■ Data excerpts
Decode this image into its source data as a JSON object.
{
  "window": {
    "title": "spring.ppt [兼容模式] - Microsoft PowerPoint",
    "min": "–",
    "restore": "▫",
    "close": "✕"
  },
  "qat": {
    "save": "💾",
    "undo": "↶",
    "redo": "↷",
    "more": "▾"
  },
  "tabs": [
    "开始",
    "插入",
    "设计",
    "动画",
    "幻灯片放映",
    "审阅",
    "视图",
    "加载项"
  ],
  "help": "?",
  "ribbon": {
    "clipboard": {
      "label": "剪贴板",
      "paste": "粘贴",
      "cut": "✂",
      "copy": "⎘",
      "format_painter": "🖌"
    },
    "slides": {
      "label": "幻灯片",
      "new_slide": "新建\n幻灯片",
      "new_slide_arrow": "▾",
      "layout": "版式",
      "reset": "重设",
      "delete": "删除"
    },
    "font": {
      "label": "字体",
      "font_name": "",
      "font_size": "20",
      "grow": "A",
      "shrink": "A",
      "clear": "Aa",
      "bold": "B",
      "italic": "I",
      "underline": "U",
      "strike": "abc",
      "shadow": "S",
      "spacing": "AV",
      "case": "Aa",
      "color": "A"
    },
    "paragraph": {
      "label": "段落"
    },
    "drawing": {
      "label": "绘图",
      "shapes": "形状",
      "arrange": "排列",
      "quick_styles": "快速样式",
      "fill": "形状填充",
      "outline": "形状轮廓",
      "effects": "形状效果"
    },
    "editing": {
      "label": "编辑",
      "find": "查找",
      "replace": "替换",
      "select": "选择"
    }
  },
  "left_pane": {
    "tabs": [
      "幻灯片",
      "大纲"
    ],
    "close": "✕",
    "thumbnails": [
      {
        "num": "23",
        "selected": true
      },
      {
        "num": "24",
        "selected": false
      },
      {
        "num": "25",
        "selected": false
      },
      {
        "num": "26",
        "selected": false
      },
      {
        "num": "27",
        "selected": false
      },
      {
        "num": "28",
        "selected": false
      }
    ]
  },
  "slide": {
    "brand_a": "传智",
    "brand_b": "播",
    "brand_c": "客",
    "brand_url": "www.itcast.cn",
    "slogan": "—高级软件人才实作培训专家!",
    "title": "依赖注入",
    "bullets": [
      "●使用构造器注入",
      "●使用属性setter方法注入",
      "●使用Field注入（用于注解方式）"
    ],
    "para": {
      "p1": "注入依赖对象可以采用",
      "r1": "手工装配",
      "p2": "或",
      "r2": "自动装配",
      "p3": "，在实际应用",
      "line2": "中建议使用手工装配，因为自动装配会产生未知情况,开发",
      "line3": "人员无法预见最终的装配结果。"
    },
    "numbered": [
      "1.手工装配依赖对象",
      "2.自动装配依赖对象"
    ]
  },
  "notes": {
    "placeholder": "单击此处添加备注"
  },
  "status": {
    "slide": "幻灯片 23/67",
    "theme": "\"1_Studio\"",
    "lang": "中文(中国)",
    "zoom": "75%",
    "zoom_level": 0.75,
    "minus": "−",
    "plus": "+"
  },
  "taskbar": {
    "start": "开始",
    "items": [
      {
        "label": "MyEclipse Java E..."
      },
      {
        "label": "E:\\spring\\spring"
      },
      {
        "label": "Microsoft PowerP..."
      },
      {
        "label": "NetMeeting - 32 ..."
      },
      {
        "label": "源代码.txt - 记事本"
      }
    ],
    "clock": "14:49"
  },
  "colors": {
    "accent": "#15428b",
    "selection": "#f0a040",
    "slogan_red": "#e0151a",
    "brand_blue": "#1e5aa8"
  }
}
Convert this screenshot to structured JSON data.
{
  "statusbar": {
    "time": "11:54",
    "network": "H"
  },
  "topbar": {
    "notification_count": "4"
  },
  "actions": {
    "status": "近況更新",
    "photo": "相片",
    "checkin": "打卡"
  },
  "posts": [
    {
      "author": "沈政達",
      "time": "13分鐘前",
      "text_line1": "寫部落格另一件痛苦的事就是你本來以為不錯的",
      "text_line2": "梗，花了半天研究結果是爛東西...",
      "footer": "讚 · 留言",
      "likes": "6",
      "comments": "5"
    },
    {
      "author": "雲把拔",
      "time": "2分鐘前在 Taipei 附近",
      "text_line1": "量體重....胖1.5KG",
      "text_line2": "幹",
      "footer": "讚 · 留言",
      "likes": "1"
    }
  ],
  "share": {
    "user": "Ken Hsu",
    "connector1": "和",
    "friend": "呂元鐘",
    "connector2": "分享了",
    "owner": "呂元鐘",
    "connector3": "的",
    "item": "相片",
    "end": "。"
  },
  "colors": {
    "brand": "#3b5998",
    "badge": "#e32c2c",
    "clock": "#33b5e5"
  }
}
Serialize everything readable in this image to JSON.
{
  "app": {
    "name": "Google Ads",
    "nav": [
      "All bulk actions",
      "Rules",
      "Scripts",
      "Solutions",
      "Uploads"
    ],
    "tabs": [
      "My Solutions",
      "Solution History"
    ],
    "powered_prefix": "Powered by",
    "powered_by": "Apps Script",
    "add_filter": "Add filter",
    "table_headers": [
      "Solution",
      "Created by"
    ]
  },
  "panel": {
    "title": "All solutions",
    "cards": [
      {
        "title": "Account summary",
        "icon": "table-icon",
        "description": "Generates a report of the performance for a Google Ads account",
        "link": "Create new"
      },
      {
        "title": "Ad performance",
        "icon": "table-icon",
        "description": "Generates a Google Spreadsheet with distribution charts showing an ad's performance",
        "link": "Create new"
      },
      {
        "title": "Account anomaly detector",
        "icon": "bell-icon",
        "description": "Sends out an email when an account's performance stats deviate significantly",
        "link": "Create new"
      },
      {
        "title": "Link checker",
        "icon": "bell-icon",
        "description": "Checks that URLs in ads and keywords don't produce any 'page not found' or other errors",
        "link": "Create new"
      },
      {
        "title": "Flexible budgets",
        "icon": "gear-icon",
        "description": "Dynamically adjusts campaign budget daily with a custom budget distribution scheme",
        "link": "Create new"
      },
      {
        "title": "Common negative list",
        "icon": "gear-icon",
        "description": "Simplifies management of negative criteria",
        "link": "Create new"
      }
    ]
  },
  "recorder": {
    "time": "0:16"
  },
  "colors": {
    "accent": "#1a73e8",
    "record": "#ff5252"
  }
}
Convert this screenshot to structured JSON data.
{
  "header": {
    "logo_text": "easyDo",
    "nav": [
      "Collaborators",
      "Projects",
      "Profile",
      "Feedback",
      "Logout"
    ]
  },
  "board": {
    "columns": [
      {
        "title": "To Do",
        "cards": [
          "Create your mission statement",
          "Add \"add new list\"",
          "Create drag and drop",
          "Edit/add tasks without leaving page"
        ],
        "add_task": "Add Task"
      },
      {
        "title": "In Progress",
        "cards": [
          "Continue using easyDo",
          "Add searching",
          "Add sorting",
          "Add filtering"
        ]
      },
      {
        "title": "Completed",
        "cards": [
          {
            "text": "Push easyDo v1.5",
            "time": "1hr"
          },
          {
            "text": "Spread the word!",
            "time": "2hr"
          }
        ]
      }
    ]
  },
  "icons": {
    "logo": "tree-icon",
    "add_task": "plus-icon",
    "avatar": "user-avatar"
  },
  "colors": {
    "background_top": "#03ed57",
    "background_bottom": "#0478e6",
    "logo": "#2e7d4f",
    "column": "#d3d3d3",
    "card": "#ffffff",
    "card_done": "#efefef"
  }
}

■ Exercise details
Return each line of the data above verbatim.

■ Finished exercise
Decode this image into its source data as a JSON object.
{
  "window": {
    "title": "spring.ppt [兼容模式] - Microsoft PowerPoint",
    "min": "–",
    "restore": "▫",
    "close": "✕"
  },
  "qat": {
    "save": "💾",
    "undo": "↶",
    "redo": "↷",
    "more": "▾"
  },
  "tabs": [
    "开始",
    "插入",
    "设计",
    "动画",
    "幻灯片放映",
    "审阅",
    "视图",
    "加载项"
  ],
  "help": "?",
  "ribbon": {
    "clipboard": {
      "label": "剪贴板",
      "paste": "粘贴",
      "cut": "✂",
      "copy": "⎘",
      "format_painter": "🖌"
    },
    "slides": {
      "label": "幻灯片",
      "new_slide": "新建\n幻灯片",
      "new_slide_arrow": "▾",
      "layout": "版式",
      "reset": "重设",
      "delete": "删除"
    },
    "font": {
      "label": "字体",
      "font_name": "",
      "font_size": "20",
      "grow": "A",
      "shrink": "A",
      "clear": "Aa",
      "bold": "B",
      "italic": "I",
      "underline": "U",
      "strike": "abc",
      "shadow": "S",
      "spacing": "AV",
      "case": "Aa",
      "color": "A"
    },
    "paragraph": {
      "label": "段落"
    },
    "drawing": {
      "label": "绘图",
      "shapes": "形状",
      "arrange": "排列",
      "quick_styles": "快速样式",
      "fill": "形状填充",
      "outline": "形状轮廓",
      "effects": "形状效果"
    },
    "editing": {
      "label": "编辑",
      "find": "查找",
      "replace": "替换",
      "select": "选择"
    }
  },
  "left_pane": {
    "tabs": [
      "幻灯片",
      "大纲"
    ],
    "close": "✕",
    "thumbnails": [
      {
        "num": "23",
        "selected": true
      },
      {
        "num": "24",
        "selected": false
      },
      {
        "num": "25",
        "selected": false
      },
      {
        "num": "26",
        "selected": false
      },
      {
        "num": "27",
        "selected": false
      },
      {
        "num": "28",
        "selected": false
      }
    ]
  },
  "slide": {
    "brand_a": "传智",
    "brand_b": "播",
    "brand_c": "客",
    "brand_url": "www.itcast.cn",
    "slogan": "—高级软件人才实作培训专家!",
    "title": "依赖注入",
    "bullets": [
      "●使用构造器注入",
      "●使用属性setter方法注入",
      "●使用Field注入（用于注解方式）"
    ],
    "para": {
      "p1": "注入依赖对象可以采用",
      "r1": "手工装配",
      "p2": "或",
      "r2": "自动装配",
      "p3": "，在实际应用",
      "line2": "中建议使用手工装配，因为自动装配会产生未知情况,开发",
      "line3": "人员无法预见最终的装配结果。"
    },
    "numbered": [
      "1.手工装配依赖对象",
      "2.自动装配依赖对象"
    ]
  },
  "notes": {
    "placeholder": "单击此处添加备注"
  },
  "status": {
    "slide": "幻灯片 23/67",
    "theme": "\"1_Studio\"",
    "lang": "中文(中国)",
    "zoom": "75%",
    "zoom_level": 0.75,
    "minus": "−",
    "plus": "+"
  },
  "taskbar": {
    "start": "开始",
    "items": [
      {
        "label": "MyEclipse Java E..."
      },
      {
        "label": "E:\\spring\\spring"
      },
      {
        "label": "Microsoft PowerP..."
      },
      {
        "label": "NetMeeting - 32 ..."
      },
      {
        "label": "源代码.txt - 记事本"
      }
    ],
    "clock": "14:49"
  },
  "colors": {
    "accent": "#15428b",
    "selection": "#f0a040",
    "slogan_red": "#e0151a",
    "brand_blue": "#1e5aa8"
  }
}
Convert this screenshot to structured JSON data.
{
  "statusbar": {
    "time": "11:54",
    "network": "H"
  },
  "topbar": {
    "notification_count": "4"
  },
  "actions": {
    "status": "近況更新",
    "photo": "相片",
    "checkin": "打卡"
  },
  "posts": [
    {
      "author": "沈政達",
      "time": "13分鐘前",
      "text_line1": "寫部落格另一件痛苦的事就是你本來以為不錯的",
      "text_line2": "梗，花了半天研究結果是爛東西...",
      "footer": "讚 · 留言",
      "likes": "6",
      "comments": "5"
    },
    {
      "author": "雲把拔",
      "time": "2分鐘前在 Taipei 附近",
      "text_line1": "量體重....胖1.5KG",
      "text_line2": "幹",
      "footer": "讚 · 留言",
      "likes": "1"
    }
  ],
  "share": {
    "user": "Ken Hsu",
    "connector1": "和",
    "friend": "呂元鐘",
    "connector2": "分享了",
    "owner": "呂元鐘",
    "connector3": "的",
    "item": "相片",
    "end": "。"
  },
  "colors": {
    "brand": "#3b5998",
    "badge": "#e32c2c",
    "clock": "#33b5e5"
  }
}
Serialize everything readable in this image to JSON.
{
  "app": {
    "name": "Google Ads",
    "nav": [
      "All bulk actions",
      "Rules",
      "Scripts",
      "Solutions",
      "Uploads"
    ],
    "tabs": [
      "My Solutions",
      "Solution History"
    ],
    "powered_prefix": "Powered by",
    "powered_by": "Apps Script",
    "add_filter": "Add filter",
    "table_headers": [
      "Solution",
      "Created by"
    ]
  },
  "panel": {
    "title": "All solutions",
    "cards": [
      {
        "title": "Account summary",
        "icon": "table-icon",
        "description": "Generates a report of the performance for a Google Ads account",
        "link": "Create new"
      },
      {
        "title": "Ad performance",
        "icon": "table-icon",
        "description": "Generates a Google Spreadsheet with distribution charts showing an ad's performance",
        "link": "Create new"
      },
      {
        "title": "Account anomaly detector",
        "icon": "bell-icon",
        "description": "Sends out an email when an account's performance stats deviate significantly",
        "link": "Create new"
      },
      {
        "title": "Link checker",
        "icon": "bell-icon",
        "description": "Checks that URLs in ads and keywords don't produce any 'page not found' or other errors",
        "link": "Create new"
      },
      {
        "title": "Flexible budgets",
        "icon": "gear-icon",
        "description": "Dynamically adjusts campaign budget daily with a custom budget distribution scheme",
        "link": "Create new"
      },
      {
        "title": "Common negative list",
        "icon": "gear-icon",
        "description": "Simplifies management of negative criteria",
        "link": "Create new"
      }
    ]
  },
  "recorder": {
    "time": "0:16"
  },
  "colors": {
    "accent": "#1a73e8",
    "record": "#ff5252"
  }
}
Convert this screenshot to structured JSON data.
{
  "header": {
    "logo_text": "easyDo",
    "nav": [
      "Collaborators",
      "Projects",
      "Profile",
      "Feedback",
      "Logout"
    ]
  },
  "board": {
    "columns": [
      {
        "title": "To Do",
        "cards": [
          "Create your mission statement",
          "Add \"add new list\"",
          "Create drag and drop",
          "Edit/add tasks without leaving page"
        ],
        "add_task": "Add Task"
      },
      {
        "title": "In Progress",
        "cards": [
          "Continue using easyDo",
          "Add searching",
          "Add sorting",
          "Add filtering"
        ]
      },
      {
        "title": "Completed",
        "cards": [
          {
            "text": "Push easyDo v1.5",
            "time": "1hr"
          },
          {
            "text": "Spread the word!",
            "time": "2hr"
          }
        ]
      }
    ]
  },
  "icons": {
    "logo": "tree-icon",
    "add_task": "plus-icon",
    "avatar": "user-avatar"
  },
  "colors": {
    "background_top": "#03ed57",
    "background_bottom": "#0478e6",
    "logo": "#2e7d4f",
    "column": "#d3d3d3",
    "card": "#ffffff",
    "card_done": "#efefef"
  }
}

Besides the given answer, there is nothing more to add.